* WORK TO COMPLETE
Look through the data for the string "title". Copy every line where it is found.

* Data about app and page elements
= = = =

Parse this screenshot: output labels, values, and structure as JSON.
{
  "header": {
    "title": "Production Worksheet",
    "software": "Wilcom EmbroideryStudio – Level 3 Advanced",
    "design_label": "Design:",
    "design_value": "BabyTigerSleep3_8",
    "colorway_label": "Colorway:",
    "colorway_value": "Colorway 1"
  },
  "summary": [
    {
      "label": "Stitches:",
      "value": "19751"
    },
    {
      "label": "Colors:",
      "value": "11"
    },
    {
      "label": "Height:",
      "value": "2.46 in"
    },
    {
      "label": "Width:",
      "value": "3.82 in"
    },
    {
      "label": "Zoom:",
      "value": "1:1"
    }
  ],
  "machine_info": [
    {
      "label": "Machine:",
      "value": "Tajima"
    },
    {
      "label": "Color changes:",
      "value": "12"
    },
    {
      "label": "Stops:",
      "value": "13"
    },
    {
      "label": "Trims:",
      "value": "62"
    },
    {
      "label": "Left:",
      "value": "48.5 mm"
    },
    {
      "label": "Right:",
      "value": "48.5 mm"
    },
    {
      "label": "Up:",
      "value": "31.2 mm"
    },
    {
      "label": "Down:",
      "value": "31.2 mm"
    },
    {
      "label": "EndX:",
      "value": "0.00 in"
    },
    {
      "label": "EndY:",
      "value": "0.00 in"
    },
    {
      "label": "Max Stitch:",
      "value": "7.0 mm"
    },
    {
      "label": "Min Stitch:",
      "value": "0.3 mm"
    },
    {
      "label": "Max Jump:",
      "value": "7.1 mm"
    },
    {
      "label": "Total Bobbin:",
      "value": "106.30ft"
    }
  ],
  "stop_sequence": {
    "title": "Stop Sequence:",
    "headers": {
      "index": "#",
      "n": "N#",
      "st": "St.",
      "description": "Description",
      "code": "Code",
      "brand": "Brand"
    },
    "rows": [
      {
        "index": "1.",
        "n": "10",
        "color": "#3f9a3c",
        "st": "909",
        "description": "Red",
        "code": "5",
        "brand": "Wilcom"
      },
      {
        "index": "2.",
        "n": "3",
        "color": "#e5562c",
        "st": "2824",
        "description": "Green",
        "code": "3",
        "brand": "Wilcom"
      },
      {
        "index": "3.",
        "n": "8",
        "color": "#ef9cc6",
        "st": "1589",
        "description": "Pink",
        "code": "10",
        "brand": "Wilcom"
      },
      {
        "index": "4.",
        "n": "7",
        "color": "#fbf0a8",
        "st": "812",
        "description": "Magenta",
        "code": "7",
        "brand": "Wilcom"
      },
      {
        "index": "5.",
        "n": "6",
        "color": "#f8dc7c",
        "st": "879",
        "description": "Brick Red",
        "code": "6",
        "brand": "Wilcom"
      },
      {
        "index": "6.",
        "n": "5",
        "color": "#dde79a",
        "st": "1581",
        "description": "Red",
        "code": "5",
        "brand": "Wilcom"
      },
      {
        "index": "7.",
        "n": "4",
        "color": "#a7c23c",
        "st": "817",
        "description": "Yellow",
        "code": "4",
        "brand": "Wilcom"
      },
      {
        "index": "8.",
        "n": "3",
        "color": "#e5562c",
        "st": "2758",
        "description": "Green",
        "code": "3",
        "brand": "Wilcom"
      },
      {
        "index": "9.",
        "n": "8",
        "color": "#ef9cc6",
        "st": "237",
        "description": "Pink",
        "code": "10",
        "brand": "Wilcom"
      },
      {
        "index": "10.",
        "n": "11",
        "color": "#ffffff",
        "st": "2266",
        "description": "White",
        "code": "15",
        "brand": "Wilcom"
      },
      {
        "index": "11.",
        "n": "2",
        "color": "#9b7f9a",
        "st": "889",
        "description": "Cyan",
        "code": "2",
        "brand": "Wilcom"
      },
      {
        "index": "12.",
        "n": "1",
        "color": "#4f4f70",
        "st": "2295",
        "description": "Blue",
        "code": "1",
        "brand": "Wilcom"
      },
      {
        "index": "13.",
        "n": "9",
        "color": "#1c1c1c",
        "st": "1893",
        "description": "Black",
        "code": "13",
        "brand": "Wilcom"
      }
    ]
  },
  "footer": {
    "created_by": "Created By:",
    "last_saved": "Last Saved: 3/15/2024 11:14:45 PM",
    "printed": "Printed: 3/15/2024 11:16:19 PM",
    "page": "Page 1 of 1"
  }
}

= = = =

* OUTPUT BELOW
    "title": "Production Worksheet",
    "title": "Stop Sequence:",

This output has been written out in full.